Or perhaps some of your body hair has vanished in certain areas to leave blissfully smooth skin?
Hormonal changes during pregnancy affect everyone differently. The amount of body hair you grow and where it pops up can vary from one pregnant mama to another.
To understand why this random hair behaviour happens, you need to know a bit about a type of hormone called an androgen.
What’s an androgen?
Androgens are a group of hormones that include male hormones such as testosterone. These are naturally present in females, but they increase throughout pregnancy. Androgens change where the hair grows on the body, sometimes causing it to appear in unexpected places where it’s never grown before, such as around the nipples or on your tummy.
Increased levels of another hormone, oestrogen also change the hair’s growth cycle. Before pregnancy, on average your hair grows at a rate of a centimetre a month and, at any one time, 90 per cent of it grows and falls out, while the remaining 10 per cent stays dormant in a resting phase.
Pregnancy alters this natural cycle
Oestrogen can put a higher percentage of your hair into a resting phase. It may seem that it’s becoming thicker, but actually not as much is falling out. And you might find that body hair feels thicker. The texture and the colour can change too. At the other extreme, it may stop growing altogether.
These hormones are also responsible for darkening of the skin, notably in a line called the “linea nigra” between your belly button and pelvis, around your nipples and on your face – where it’s called chloasma. Not everyone experiences this hyperpigmentation, but if you do, you may feel that it makes your body hair appear more noticeable. But these are all perfectly normal responses in pregnancy.
It doesn’t last for long
After pregnancy when your hormones return to normal, and your natural hair cycle returns to normal this should all return to pre-pregnancy ways. However, if your body hair becomes notably thinner during pregnancy, you should see your doctor, as this could indicate a nutritional deficiency. And, if your body hair hasn’t returned to a normal growth pattern within six months of giving birth, visit your GP to have your hormone levels checked.
In the meantime, if the natural look is not for you and you’d prefer to be fuzz-free, then you need to play safe when it comes to hair removal.
Hair Removal During Pregnancy
Shaving and tweezing are considered safest while pregnant. Waxing is too, although skin is more sensitive during pregnancy, and repeated waxing can cause inflammation.
However, steer clear of depilatory creams and bleaches, It’s believed that chemicals can enter the bloodstream.
The lack of evidence on the safety of laser hair removal or electrolysis during pregnancy means that most mums-to-be postpone salon visits until after the birth. Many avoid epilators for the same reason too.
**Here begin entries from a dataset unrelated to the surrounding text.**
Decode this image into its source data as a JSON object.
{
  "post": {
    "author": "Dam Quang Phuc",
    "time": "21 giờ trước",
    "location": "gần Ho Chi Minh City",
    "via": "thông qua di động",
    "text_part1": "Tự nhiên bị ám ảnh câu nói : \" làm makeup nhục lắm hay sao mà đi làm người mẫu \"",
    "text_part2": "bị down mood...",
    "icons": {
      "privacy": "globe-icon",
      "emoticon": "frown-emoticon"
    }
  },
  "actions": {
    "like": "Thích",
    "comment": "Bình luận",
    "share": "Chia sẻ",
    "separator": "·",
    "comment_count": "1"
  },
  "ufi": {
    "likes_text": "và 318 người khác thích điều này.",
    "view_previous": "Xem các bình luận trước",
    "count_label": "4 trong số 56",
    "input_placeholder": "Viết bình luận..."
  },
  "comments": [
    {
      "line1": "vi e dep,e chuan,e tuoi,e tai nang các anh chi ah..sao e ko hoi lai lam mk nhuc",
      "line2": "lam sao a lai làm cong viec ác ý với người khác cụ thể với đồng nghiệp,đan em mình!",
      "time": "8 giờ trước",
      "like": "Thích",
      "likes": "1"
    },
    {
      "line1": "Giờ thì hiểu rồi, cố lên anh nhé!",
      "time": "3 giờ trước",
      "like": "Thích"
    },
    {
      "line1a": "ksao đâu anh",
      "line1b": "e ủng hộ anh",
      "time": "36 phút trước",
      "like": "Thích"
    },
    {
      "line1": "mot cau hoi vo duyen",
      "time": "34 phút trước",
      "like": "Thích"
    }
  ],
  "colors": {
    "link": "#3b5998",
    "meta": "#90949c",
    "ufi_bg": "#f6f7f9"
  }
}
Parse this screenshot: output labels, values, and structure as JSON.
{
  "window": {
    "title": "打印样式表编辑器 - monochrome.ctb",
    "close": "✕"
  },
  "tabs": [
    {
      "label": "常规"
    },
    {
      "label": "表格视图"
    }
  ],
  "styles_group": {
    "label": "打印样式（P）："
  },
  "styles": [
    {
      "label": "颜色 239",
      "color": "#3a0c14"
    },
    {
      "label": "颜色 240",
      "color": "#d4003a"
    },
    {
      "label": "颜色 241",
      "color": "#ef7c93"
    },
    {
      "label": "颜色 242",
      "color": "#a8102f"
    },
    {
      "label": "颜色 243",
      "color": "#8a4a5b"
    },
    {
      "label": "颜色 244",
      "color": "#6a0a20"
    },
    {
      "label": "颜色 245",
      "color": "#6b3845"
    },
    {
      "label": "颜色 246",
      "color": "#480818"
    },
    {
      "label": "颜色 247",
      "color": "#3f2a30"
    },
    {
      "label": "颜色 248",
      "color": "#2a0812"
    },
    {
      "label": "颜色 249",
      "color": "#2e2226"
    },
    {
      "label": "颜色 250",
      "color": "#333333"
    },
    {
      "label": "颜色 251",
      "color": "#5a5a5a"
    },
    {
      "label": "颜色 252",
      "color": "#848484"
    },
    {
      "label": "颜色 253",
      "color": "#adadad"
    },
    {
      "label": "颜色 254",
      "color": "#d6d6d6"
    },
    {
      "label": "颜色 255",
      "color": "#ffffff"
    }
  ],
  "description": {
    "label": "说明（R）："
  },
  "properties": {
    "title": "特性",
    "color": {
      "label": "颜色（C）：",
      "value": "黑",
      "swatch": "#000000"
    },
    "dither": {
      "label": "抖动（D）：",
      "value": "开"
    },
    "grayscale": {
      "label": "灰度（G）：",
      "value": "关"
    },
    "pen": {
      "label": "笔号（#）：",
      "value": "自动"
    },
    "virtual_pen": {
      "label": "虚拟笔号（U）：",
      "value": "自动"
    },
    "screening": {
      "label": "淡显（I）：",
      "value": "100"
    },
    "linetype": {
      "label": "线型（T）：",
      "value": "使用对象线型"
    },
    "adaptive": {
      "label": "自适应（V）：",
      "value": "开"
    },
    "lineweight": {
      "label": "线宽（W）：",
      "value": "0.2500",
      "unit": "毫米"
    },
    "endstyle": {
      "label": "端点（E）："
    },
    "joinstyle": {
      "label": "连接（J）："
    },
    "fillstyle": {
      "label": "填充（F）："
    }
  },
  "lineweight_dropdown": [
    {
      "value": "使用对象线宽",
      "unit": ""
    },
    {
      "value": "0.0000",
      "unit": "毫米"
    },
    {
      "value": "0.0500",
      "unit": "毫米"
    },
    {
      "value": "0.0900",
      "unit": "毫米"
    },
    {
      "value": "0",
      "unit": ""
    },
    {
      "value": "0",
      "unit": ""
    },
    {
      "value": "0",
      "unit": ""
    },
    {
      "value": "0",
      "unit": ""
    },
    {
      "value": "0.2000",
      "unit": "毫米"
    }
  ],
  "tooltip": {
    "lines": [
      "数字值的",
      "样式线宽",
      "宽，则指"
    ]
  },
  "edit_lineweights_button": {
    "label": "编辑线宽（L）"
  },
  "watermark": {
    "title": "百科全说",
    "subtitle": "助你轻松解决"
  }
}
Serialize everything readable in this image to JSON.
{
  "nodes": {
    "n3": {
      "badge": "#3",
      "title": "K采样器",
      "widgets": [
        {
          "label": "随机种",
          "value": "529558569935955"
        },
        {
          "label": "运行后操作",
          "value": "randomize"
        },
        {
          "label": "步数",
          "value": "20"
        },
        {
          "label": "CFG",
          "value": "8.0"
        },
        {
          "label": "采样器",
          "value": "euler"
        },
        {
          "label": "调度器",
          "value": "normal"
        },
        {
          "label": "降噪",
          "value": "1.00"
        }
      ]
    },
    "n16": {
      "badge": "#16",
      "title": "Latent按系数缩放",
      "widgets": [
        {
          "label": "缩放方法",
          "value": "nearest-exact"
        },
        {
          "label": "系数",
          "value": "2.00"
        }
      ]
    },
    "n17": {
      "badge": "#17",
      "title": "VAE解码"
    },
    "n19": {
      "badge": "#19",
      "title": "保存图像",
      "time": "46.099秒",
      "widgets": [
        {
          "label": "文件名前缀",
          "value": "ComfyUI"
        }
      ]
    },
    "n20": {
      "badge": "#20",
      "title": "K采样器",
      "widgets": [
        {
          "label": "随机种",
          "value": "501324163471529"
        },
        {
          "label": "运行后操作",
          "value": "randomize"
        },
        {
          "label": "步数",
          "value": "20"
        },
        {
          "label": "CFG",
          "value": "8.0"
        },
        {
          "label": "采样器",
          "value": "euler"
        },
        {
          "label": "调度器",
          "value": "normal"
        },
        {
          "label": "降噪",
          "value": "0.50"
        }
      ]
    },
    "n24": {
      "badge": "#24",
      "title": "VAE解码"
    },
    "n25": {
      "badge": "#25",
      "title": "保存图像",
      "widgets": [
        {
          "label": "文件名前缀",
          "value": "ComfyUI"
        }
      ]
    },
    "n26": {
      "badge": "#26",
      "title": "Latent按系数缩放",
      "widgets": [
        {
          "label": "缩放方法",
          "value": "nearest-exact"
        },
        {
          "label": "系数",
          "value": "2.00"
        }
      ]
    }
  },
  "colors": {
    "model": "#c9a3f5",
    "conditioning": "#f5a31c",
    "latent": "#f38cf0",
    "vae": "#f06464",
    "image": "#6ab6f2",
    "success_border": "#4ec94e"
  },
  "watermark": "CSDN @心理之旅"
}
And remember, however much extra hair you grow on the outside, this is definitely a time when it’s what inside that counts!
Written by Laura Doyle staff writer at FFHQ who also blogs at www.lovelifeandlittleones.com.